This means they must be able to be remotely accessed, and capable of receiving, interpreting and reacting to a signal.
The UK’s Department of Transport issued the 2019 smart deadline today alongside news that it would maintain grants to install chargepoints at home and in the workplace at the current level of up to £500.
The government believes smart charging can reduce high peaks of electricity demands, minimise the cost of EVs to the electricity system, and keep costs down for consumers by encouraging off-peak charging.
Roads Minister Jesse Norman said the government “wants the UK to be the best place in the world to build and own an electric vehicle” and added that the measures announced today “will give more people the opportunity to make the move to electric”.
Automotive Minister Richard Harrington added: “We are investing to ensure the UK is the leading destination for the innovation and manufacture of electric vehicle batteries and technologies to help all parts of the UK reap the economic benefits of these innovations.”
Today’s announcement was welcomed by David Smith, Chief Executive of the Energy Networks Association, which represents T&D network operators for gas and electricity in the UK and Ireland.
“Smart chargepoints are critical to managing the roll-out of electric vehicles,” he said. “Without them there could be a proliferation of non-smart chargepoints that take capacity from the electricity networks, with no opportunity to manage the associated load.

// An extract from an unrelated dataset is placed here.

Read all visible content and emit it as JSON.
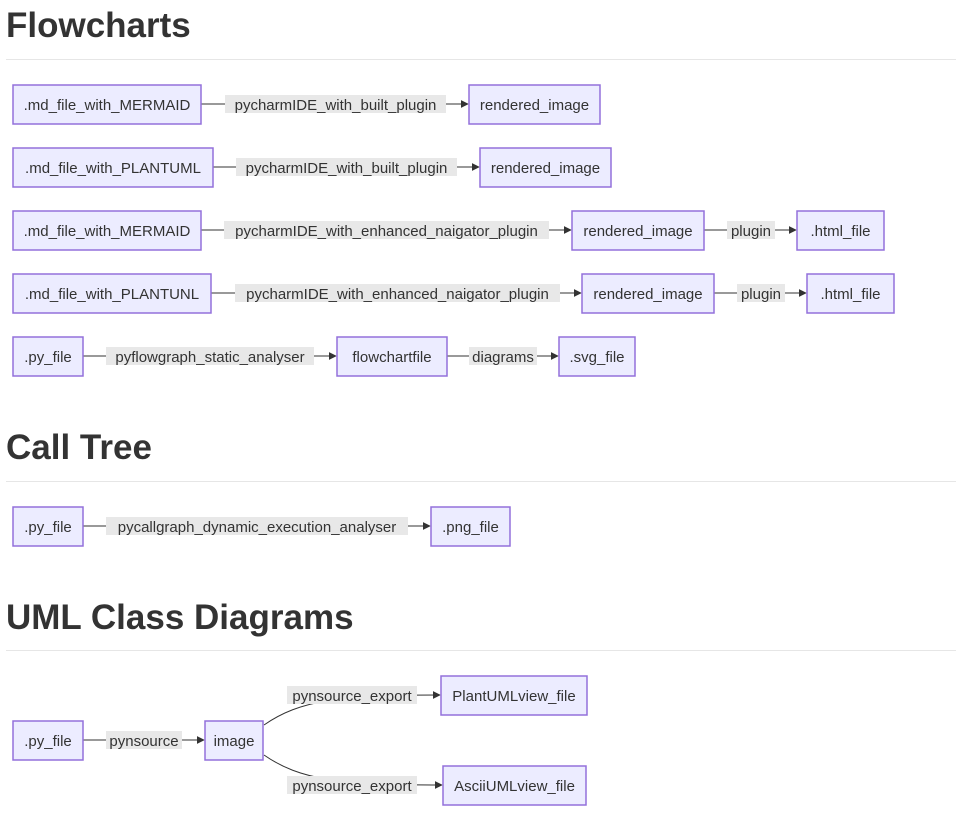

That could lead to the need to build expensive new infrastructure that could otherwise be avoided by the work that electricity networks are doing to build a smarter, more flexible energy system.”
Daniel Brown, Policy Manager and EV charging lead at the Renewable Energy Association said smart charging “will be critical if we are to create a smarter, more flexible energy system, for accelerating EV uptake, and for opening up new business models and services that can benefit consumers”.
“If rolled out widely, smart charging can work hand-in-hand with greater renewable power deployment. The key now is to come up with a definition for ‘smart charging’, currently being discussed in the EV Energy Taskforce, which maximises competition and innovation.”
He added: “The home and workplace charging grants are critical pieces of policy support enabling this transition and we welcome the news that the home charging grant level will be maintained.”